Measurement of attosecond vortices

Using HHG, we managed to generate XUV beams with each harmonic carrying an OAM $\ell q$, where q is the harmonic order and $\ell$ the OAM of the driving laser. We observed in the far field a series of rings, all showing the same diameter for a given $\ell$, but scaling as the square root of $\ell$ for a given q. These observations could be reproduced with an analytical model, and by a full calculation from Thierry Auguste. We thereby demonstrated that the conservation rule of OAM was signed by this constant ring diameter throughout an harmonic spectrum.

We further managed to measure the spectral phase of this harmonic spectrum. With this data in hand, we could reconstruct the spatio-temporal structure of the generated attosecond pulse. It shows as a double helix, as predicted by Hernandez-Garcia et al.

This research was performed on LUCA laser in Saclay, in a collaboration between LCPMR in Paris (J\érémie Caillat and Richard Taieb) and the team of Lou Di Mauro in Ohio (Antoine Camper).

See also the press release Géneaux et al.

Generation of highly elliptically polarized harmonics

Chiral molecules, which are molecules that can not be superimposed to their mirror image (like the hands for instance), are ubiquitous in nature. Chirality is even sometimes proposed as a condition for the emergence of life. On more practical grounds, the two forms of a chiral chemical usually interact very differently with living organisms. The study of the dynamics of chiral molecules thus carries both fundamental and applied interests.

However, their dynamics at the femtosecond time scale and below is very poorly known, due to a lack of adapted diagnosis tools. In this publication, we show how a tuned HHG source can provide the perfect probe for these molecules, with at least a femtosecond time resolution. More precisely, tuning the polarization state of the driving laser, we managed to generate quasi circularly polarized harmonics. They were used to measure PhotoElectron Circular Dichroism (PECD) in a Velocity Map Imaging Spectrometer.

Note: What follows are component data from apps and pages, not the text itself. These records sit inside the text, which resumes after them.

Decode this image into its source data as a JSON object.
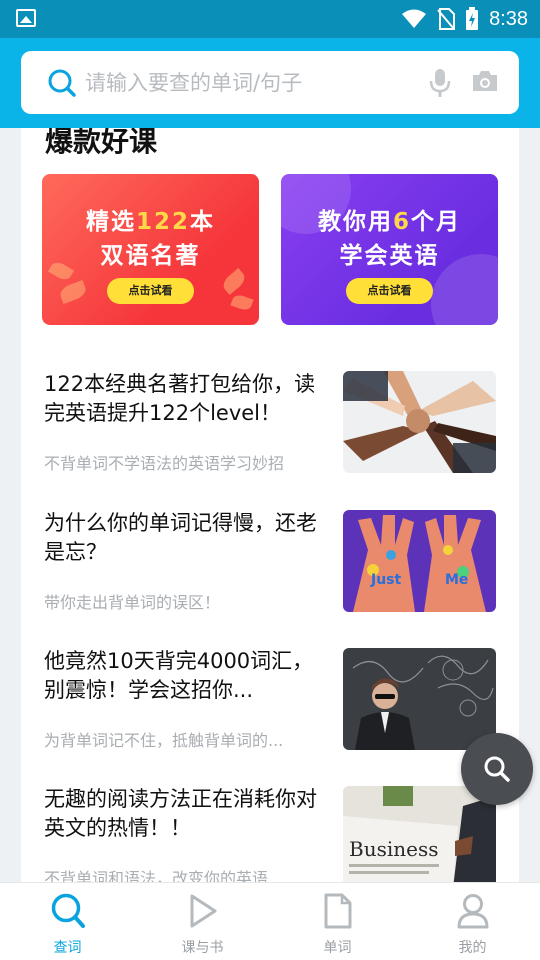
{
  "status_bar": {
    "time": "8:38"
  },
  "search": {
    "placeholder": "请输入要查的单词/句子"
  },
  "section": {
    "title": "爆款好课"
  },
  "courses": [
    {
      "line1_pre": "精选",
      "line1_hl": "122",
      "line1_post": "本",
      "line2": "双语名著",
      "button": "点击试看",
      "color": "#f5353a"
    },
    {
      "line1_pre": "教你用",
      "line1_hl": "6",
      "line1_post": "个月",
      "line2": "学会英语",
      "button": "点击试看",
      "color": "#6a2ee0"
    }
  ],
  "articles": [
    {
      "title": "122本经典名著打包给你，读完英语提升122个level！",
      "subtitle": "不背单词不学语法的英语学习妙招"
    },
    {
      "title": "为什么你的单词记得慢，还老是忘？",
      "subtitle": "带你走出背单词的误区！"
    },
    {
      "title": "他竟然10天背完4000词汇，别震惊！学会这招你...",
      "subtitle": "为背单词记不住，抵触背单词的..."
    },
    {
      "title": "无趣的阅读方法正在消耗你对英文的热情！！",
      "subtitle": "不背单词和语法，改变你的英语..."
    }
  ],
  "thumb_texts": {
    "hands_a": "Just",
    "hands_b": "Me",
    "newspaper": "Business"
  },
  "nav": [
    {
      "label": "查词",
      "icon": "search-icon",
      "active": true
    },
    {
      "label": "课与书",
      "icon": "play-icon",
      "active": false
    },
    {
      "label": "单词",
      "icon": "document-icon",
      "active": false
    },
    {
      "label": "我的",
      "icon": "user-icon",
      "active": false
    }
  ],
  "colors": {
    "header": "#0ab3e8",
    "status_bar": "#0a8fb8",
    "accent": "#0aa3dd"
  }
}
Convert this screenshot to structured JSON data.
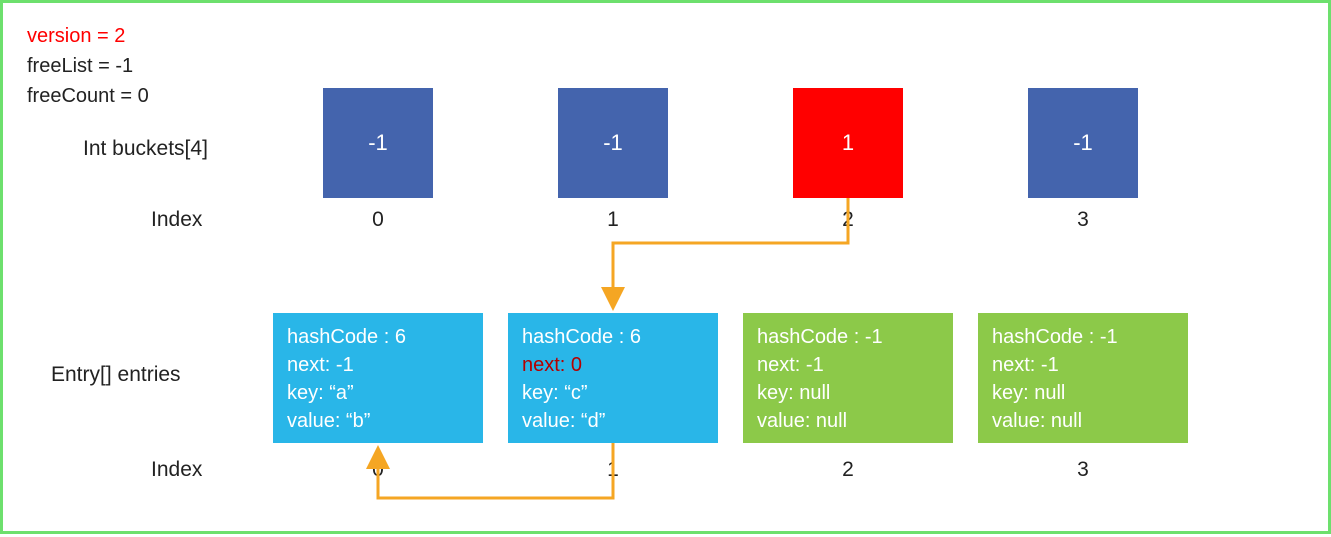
{
  "state": {
    "version_label": "version = 2",
    "freeList_label": "freeList = -1",
    "freeCount_label": "freeCount = 0"
  },
  "labels": {
    "buckets": "Int buckets[4]",
    "index": "Index",
    "entries": "Entry[] entries"
  },
  "buckets": [
    {
      "value": "-1",
      "color": "blue"
    },
    {
      "value": "-1",
      "color": "blue"
    },
    {
      "value": "1",
      "color": "red"
    },
    {
      "value": "-1",
      "color": "blue"
    }
  ],
  "bucket_indices": [
    "0",
    "1",
    "2",
    "3"
  ],
  "entries": [
    {
      "hashCode": "hashCode : 6",
      "next": "next: -1",
      "next_highlight": false,
      "key": "key: “a”",
      "value": "value: “b”",
      "color": "cyan"
    },
    {
      "hashCode": "hashCode : 6",
      "next": "next: 0",
      "next_highlight": true,
      "key": "key: “c”",
      "value": "value: “d”",
      "color": "cyan"
    },
    {
      "hashCode": "hashCode : -1",
      "next": "next: -1",
      "next_highlight": false,
      "key": "key: null",
      "value": "value: null",
      "color": "green"
    },
    {
      "hashCode": "hashCode : -1",
      "next": "next: -1",
      "next_highlight": false,
      "key": "key: null",
      "value": "value: null",
      "color": "green"
    }
  ],
  "entry_indices": [
    "0",
    "1",
    "2",
    "3"
  ],
  "arrows": {
    "bucket_to_entry": {
      "from_bucket": 2,
      "to_entry": 1
    },
    "entry_to_entry": {
      "from_entry": 1,
      "to_entry": 0
    }
  },
  "colors": {
    "border": "#6de06d",
    "blue": "#4464ad",
    "red": "#ff0000",
    "cyan": "#29b6e8",
    "green": "#8cc949",
    "arrow": "#f5a623"
  }
}
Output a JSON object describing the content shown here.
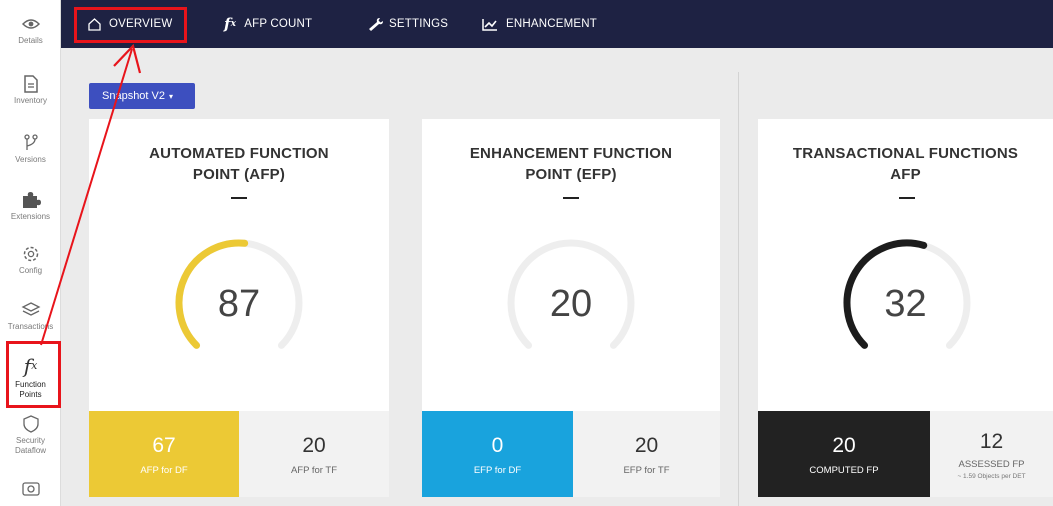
{
  "sidebar": {
    "items": [
      {
        "label": "Details",
        "icon": "eye-icon"
      },
      {
        "label": "Inventory",
        "icon": "document-icon"
      },
      {
        "label": "Versions",
        "icon": "branch-icon"
      },
      {
        "label": "Extensions",
        "icon": "puzzle-icon"
      },
      {
        "label": "Config",
        "icon": "gear-icon"
      },
      {
        "label": "Transactions",
        "icon": "layers-icon"
      },
      {
        "label_line1": "Function",
        "label_line2": "Points",
        "icon": "fx-icon",
        "glyph": "f",
        "glyph_sub": "x"
      },
      {
        "label_line1": "Security",
        "label_line2": "Dataflow",
        "icon": "shield-icon"
      },
      {
        "icon": "camera-icon"
      }
    ]
  },
  "topnav": {
    "tabs": [
      {
        "label": "OVERVIEW",
        "icon": "home-icon"
      },
      {
        "label": "AFP COUNT",
        "icon": "fx-icon",
        "glyph": "f",
        "glyph_sub": "x"
      },
      {
        "label": "SETTINGS",
        "icon": "wrench-icon"
      },
      {
        "label": "ENHANCEMENT",
        "icon": "trend-chart-icon"
      }
    ]
  },
  "snapshot": {
    "label": "Snapshot V2",
    "caret": "▾"
  },
  "cards": [
    {
      "title_line1": "AUTOMATED FUNCTION",
      "title_line2": "POINT (AFP)",
      "dash": "—",
      "value": "87",
      "gauge_fraction": 0.52,
      "gauge_color": "#ecc935",
      "left": {
        "value": "67",
        "label": "AFP for DF",
        "bg": "#ecc935"
      },
      "right": {
        "value": "20",
        "label": "AFP for TF"
      }
    },
    {
      "title_line1": "ENHANCEMENT FUNCTION",
      "title_line2": "POINT (EFP)",
      "dash": "—",
      "value": "20",
      "gauge_fraction": 0.0,
      "gauge_color": "#19a3dd",
      "left": {
        "value": "0",
        "label": "EFP for DF",
        "bg": "#19a3dd"
      },
      "right": {
        "value": "20",
        "label": "EFP for TF"
      }
    },
    {
      "title_line1": "TRANSACTIONAL FUNCTIONS",
      "title_line2": "AFP",
      "dash": "—",
      "value": "32",
      "gauge_fraction": 0.56,
      "gauge_color": "#1c1c1c",
      "left": {
        "value": "20",
        "label": "COMPUTED FP",
        "bg": "#222222"
      },
      "right": {
        "value": "12",
        "label": "ASSESSED FP",
        "sub": "~ 1.59 Objects per DET"
      }
    }
  ],
  "colors": {
    "topbar": "#1e2243",
    "annotation": "#e8141b",
    "gauge_track": "#eeeeee"
  }
}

This phenomenon, which is limited to chiral objects, has been largely studied on synchrotron quasi continuous sources ( Desirs com.). Measuring PECD with a femtosecond source now opens the way to time resolved studies.

This research was performed in Bordeaux, in a collaboration between CELIA-Bordeaux, the team of the DESIRS beamline on the SOLEIL synchrotron and the LCAR laboratory in Toulouse.

See also the press release on the CNRS website Ferré et al.